▸ **EXERCISE AIM**:
Would you write out the entries below, every one of them, exactly?

▸ **RECORDS SUPPLIED**:
--------------------
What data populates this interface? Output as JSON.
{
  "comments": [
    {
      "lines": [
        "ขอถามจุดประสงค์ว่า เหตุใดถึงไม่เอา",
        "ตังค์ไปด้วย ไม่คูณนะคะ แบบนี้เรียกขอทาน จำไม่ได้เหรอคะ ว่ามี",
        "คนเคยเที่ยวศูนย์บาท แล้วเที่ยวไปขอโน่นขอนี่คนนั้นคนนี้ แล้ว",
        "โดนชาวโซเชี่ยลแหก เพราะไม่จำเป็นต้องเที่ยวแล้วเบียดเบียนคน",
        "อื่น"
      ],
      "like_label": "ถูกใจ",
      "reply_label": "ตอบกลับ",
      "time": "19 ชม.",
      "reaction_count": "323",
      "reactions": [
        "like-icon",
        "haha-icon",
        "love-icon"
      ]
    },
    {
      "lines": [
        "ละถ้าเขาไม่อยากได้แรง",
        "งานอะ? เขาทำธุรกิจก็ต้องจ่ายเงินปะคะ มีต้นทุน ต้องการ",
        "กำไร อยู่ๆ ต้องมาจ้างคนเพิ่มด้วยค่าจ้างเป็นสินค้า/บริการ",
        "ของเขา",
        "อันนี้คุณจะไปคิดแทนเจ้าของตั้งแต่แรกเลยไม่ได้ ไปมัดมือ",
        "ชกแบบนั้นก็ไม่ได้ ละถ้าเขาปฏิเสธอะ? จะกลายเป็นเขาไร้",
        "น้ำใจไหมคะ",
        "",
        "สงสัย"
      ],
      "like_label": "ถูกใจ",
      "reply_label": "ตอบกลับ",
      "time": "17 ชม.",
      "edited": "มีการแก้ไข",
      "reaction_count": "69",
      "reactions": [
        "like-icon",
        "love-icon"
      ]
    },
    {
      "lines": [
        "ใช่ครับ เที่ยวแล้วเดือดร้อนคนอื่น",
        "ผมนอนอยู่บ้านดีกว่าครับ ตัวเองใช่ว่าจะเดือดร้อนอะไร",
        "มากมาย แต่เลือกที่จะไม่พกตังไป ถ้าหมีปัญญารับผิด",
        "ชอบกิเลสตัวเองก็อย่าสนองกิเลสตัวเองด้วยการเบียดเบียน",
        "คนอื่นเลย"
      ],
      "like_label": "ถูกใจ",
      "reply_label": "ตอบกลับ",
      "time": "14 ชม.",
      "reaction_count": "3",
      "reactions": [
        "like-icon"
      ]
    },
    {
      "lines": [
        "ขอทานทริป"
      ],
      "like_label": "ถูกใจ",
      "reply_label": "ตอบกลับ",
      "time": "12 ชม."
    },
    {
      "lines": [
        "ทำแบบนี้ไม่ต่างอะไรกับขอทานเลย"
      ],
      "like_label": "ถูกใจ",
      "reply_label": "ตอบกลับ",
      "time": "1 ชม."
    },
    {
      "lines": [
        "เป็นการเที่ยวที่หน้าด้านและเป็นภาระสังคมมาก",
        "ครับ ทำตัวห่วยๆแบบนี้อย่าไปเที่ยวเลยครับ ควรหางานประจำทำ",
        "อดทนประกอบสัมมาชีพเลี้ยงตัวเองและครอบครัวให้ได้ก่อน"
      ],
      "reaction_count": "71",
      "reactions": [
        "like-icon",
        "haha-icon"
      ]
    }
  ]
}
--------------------
▸ **SOLUTION FOR THIS PROBLEM**:
What data populates this interface? Output as JSON.
{
  "comments": [
    {
      "lines": [
        "ขอถามจุดประสงค์ว่า เหตุใดถึงไม่เอา",
        "ตังค์ไปด้วย ไม่คูณนะคะ แบบนี้เรียกขอทาน จำไม่ได้เหรอคะ ว่ามี",
        "คนเคยเที่ยวศูนย์บาท แล้วเที่ยวไปขอโน่นขอนี่คนนั้นคนนี้ แล้ว",
        "โดนชาวโซเชี่ยลแหก เพราะไม่จำเป็นต้องเที่ยวแล้วเบียดเบียนคน",
        "อื่น"
      ],
      "like_label": "ถูกใจ",
      "reply_label": "ตอบกลับ",
      "time": "19 ชม.",
      "reaction_count": "323",
      "reactions": [
        "like-icon",
        "haha-icon",
        "love-icon"
      ]
    },
    {
      "lines": [
        "ละถ้าเขาไม่อยากได้แรง",
        "งานอะ? เขาทำธุรกิจก็ต้องจ่ายเงินปะคะ มีต้นทุน ต้องการ",
        "กำไร อยู่ๆ ต้องมาจ้างคนเพิ่มด้วยค่าจ้างเป็นสินค้า/บริการ",
        "ของเขา",
        "อันนี้คุณจะไปคิดแทนเจ้าของตั้งแต่แรกเลยไม่ได้ ไปมัดมือ",
        "ชกแบบนั้นก็ไม่ได้ ละถ้าเขาปฏิเสธอะ? จะกลายเป็นเขาไร้",
        "น้ำใจไหมคะ",
        "",
        "สงสัย"
      ],
      "like_label": "ถูกใจ",
      "reply_label": "ตอบกลับ",
      "time": "17 ชม.",
      "edited": "มีการแก้ไข",
      "reaction_count": "69",
      "reactions": [
        "like-icon",
        "love-icon"
      ]
    },
    {
      "lines": [
        "ใช่ครับ เที่ยวแล้วเดือดร้อนคนอื่น",
        "ผมนอนอยู่บ้านดีกว่าครับ ตัวเองใช่ว่าจะเดือดร้อนอะไร",
        "มากมาย แต่เลือกที่จะไม่พกตังไป ถ้าหมีปัญญารับผิด",
        "ชอบกิเลสตัวเองก็อย่าสนองกิเลสตัวเองด้วยการเบียดเบียน",
        "คนอื่นเลย"
      ],
      "like_label": "ถูกใจ",
      "reply_label": "ตอบกลับ",
      "time": "14 ชม.",
      "reaction_count": "3",
      "reactions": [
        "like-icon"
      ]
    },
    {
      "lines": [
        "ขอทานทริป"
      ],
      "like_label": "ถูกใจ",
      "reply_label": "ตอบกลับ",
      "time": "12 ชม."
    },
    {
      "lines": [
        "ทำแบบนี้ไม่ต่างอะไรกับขอทานเลย"
      ],
      "like_label": "ถูกใจ",
      "reply_label": "ตอบกลับ",
      "time": "1 ชม."
    },
    {
      "lines": [
        "เป็นการเที่ยวที่หน้าด้านและเป็นภาระสังคมมาก",
        "ครับ ทำตัวห่วยๆแบบนี้อย่าไปเที่ยวเลยครับ ควรหางานประจำทำ",
        "อดทนประกอบสัมมาชีพเลี้ยงตัวเองและครอบครัวให้ได้ก่อน"
      ],
      "reaction_count": "71",
      "reactions": [
        "like-icon",
        "haha-icon"
      ]
    }
  ]
}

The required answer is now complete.